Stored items
------------------------------------

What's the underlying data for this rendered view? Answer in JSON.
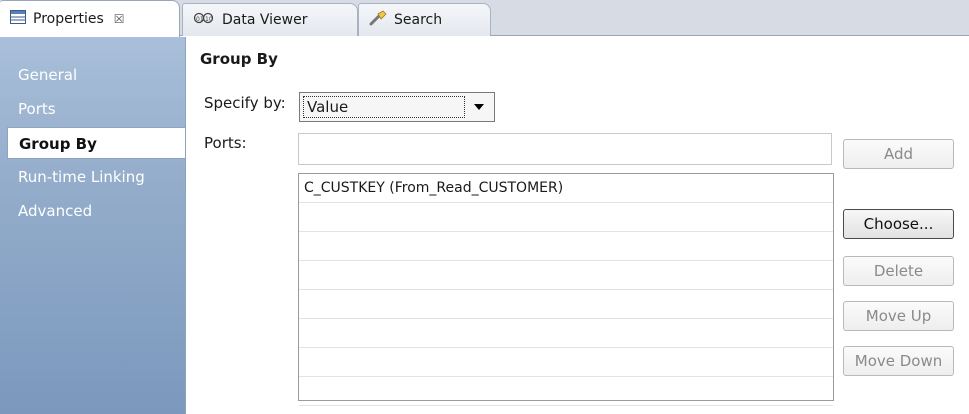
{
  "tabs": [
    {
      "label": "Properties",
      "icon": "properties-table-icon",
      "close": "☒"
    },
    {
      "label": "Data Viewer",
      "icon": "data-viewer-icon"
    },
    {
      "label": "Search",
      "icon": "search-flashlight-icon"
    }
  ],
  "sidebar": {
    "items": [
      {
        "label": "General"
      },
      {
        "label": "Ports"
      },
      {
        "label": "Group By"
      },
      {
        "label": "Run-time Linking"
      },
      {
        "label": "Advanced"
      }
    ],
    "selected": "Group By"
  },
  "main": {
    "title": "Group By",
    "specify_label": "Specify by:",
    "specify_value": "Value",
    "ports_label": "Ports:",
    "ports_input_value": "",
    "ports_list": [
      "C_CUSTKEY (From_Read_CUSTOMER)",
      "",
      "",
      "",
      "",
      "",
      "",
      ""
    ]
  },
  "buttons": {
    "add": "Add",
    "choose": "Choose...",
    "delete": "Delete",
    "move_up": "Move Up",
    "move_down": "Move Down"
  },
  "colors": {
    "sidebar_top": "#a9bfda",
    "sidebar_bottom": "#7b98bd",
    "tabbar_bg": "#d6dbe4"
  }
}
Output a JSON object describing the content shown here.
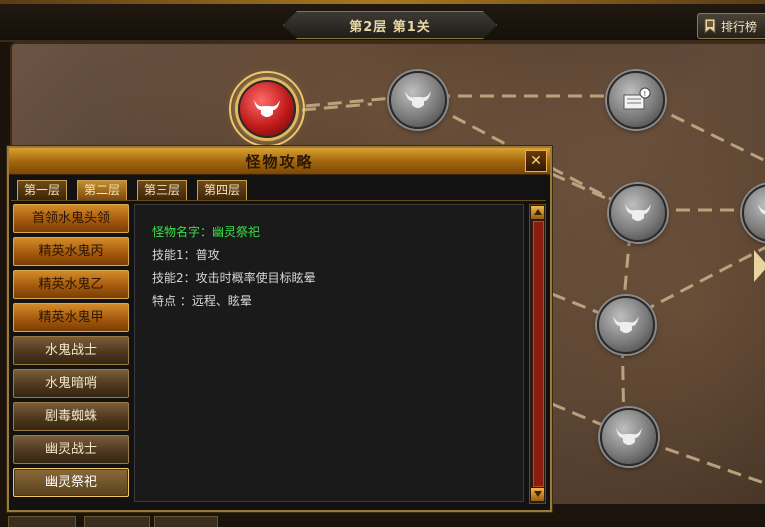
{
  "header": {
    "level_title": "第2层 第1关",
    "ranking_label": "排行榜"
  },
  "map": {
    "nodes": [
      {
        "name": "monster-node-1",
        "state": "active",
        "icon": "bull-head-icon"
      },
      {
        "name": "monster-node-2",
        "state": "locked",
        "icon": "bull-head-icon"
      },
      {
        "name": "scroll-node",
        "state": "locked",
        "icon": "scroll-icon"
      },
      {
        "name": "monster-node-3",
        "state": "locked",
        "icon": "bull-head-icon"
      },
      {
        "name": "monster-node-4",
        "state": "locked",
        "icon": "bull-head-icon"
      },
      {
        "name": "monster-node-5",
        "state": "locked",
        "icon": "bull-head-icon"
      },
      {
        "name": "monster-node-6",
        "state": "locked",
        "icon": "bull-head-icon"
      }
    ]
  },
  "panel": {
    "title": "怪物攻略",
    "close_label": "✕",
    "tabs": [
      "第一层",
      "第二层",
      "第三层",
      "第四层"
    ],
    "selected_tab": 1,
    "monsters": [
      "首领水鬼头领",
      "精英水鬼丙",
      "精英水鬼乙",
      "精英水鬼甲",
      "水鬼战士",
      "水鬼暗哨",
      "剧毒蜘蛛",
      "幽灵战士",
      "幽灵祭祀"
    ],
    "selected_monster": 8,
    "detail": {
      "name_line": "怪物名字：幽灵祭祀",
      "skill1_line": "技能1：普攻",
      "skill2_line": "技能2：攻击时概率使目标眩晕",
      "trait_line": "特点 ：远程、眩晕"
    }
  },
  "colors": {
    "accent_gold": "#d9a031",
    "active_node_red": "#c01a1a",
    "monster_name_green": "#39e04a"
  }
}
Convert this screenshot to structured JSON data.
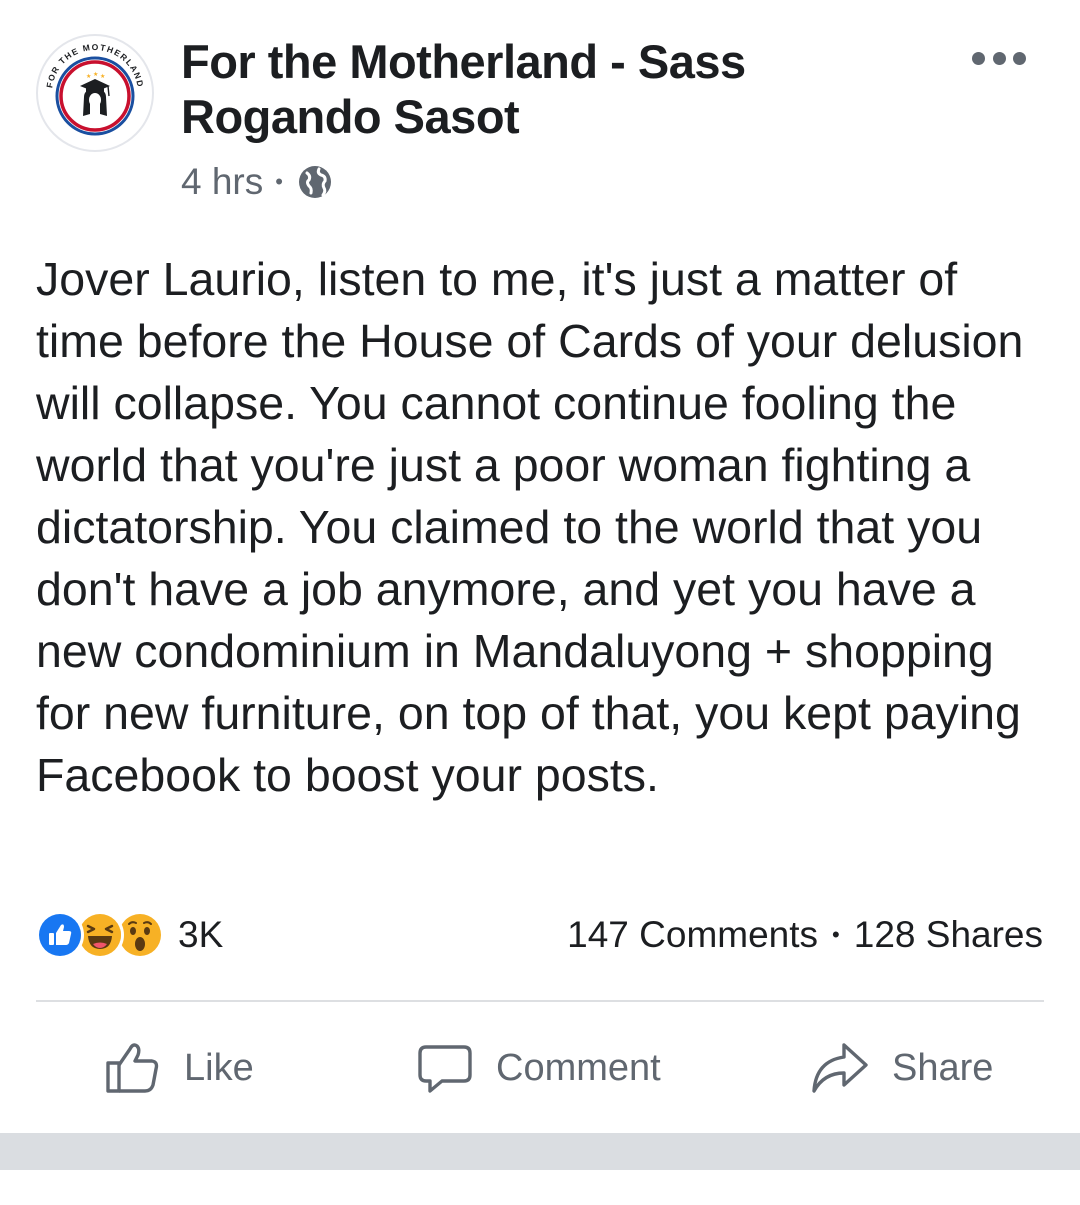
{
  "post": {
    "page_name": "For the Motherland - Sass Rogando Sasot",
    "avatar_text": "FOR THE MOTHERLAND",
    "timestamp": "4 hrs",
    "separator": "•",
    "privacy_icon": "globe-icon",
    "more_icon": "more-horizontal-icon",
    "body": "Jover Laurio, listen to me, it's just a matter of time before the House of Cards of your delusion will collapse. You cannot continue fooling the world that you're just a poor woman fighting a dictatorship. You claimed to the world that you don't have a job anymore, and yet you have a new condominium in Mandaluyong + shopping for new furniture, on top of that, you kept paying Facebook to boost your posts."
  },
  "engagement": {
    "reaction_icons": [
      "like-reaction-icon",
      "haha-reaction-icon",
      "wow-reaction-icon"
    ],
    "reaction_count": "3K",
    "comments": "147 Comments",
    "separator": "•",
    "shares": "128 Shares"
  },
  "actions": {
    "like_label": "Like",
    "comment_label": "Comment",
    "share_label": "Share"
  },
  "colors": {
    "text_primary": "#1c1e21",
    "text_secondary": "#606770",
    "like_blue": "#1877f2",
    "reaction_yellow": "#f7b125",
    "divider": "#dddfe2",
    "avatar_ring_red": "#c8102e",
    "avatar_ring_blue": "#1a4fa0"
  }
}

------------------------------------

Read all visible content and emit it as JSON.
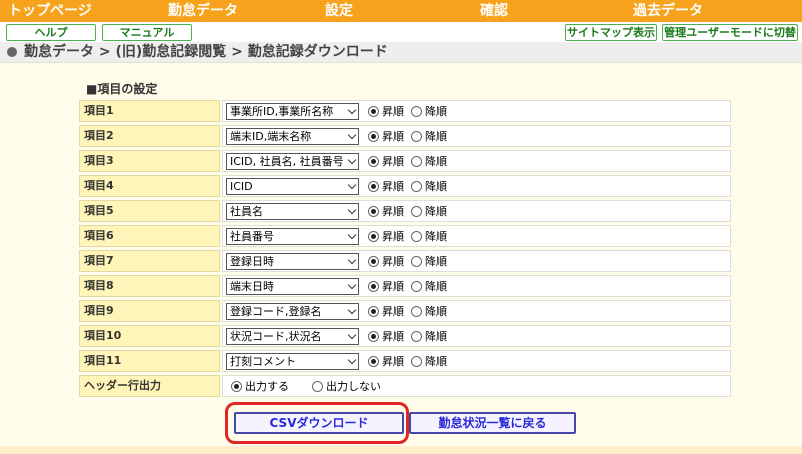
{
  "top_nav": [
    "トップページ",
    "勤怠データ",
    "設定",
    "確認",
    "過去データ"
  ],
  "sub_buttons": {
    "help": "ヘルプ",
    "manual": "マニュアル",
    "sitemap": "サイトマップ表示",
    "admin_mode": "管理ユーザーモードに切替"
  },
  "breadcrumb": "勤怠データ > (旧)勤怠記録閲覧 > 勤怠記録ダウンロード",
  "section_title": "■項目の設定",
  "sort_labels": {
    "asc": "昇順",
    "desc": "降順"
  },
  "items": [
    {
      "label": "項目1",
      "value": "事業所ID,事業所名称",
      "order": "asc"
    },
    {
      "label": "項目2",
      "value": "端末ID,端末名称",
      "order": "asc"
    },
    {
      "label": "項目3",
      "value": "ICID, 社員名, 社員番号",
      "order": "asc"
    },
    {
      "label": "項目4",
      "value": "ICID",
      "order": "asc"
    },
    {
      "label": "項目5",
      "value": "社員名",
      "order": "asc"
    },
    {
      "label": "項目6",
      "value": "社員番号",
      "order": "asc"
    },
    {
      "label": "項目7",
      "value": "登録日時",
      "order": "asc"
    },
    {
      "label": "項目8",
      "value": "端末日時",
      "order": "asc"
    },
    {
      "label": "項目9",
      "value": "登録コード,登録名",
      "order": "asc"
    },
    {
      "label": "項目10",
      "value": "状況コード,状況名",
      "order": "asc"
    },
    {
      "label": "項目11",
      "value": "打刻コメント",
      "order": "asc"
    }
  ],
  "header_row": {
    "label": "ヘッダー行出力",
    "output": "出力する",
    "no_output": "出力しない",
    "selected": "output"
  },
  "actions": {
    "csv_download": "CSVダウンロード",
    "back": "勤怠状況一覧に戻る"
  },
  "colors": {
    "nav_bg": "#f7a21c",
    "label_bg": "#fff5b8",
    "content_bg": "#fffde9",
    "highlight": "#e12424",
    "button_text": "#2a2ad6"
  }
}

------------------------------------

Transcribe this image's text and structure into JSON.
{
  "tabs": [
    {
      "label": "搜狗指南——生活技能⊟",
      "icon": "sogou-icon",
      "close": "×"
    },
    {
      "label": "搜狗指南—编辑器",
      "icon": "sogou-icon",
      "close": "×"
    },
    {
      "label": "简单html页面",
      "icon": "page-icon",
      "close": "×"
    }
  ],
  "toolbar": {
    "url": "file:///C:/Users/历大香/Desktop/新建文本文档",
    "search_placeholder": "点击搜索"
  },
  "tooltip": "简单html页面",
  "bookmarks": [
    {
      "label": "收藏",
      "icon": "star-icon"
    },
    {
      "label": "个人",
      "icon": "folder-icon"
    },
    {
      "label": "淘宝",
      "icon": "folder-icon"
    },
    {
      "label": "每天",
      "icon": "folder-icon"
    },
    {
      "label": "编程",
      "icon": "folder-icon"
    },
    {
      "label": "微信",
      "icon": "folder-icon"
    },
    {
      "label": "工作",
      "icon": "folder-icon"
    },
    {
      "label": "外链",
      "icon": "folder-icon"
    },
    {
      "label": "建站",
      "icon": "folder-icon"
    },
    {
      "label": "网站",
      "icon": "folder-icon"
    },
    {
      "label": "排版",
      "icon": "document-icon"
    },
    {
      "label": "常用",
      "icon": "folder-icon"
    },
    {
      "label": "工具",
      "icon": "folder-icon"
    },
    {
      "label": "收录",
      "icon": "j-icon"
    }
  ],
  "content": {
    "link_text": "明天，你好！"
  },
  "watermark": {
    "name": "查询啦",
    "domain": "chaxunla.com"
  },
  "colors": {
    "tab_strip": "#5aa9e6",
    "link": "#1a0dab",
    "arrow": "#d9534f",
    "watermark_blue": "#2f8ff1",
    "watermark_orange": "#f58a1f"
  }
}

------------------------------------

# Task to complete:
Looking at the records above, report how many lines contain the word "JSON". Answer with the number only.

# Response to the task:
5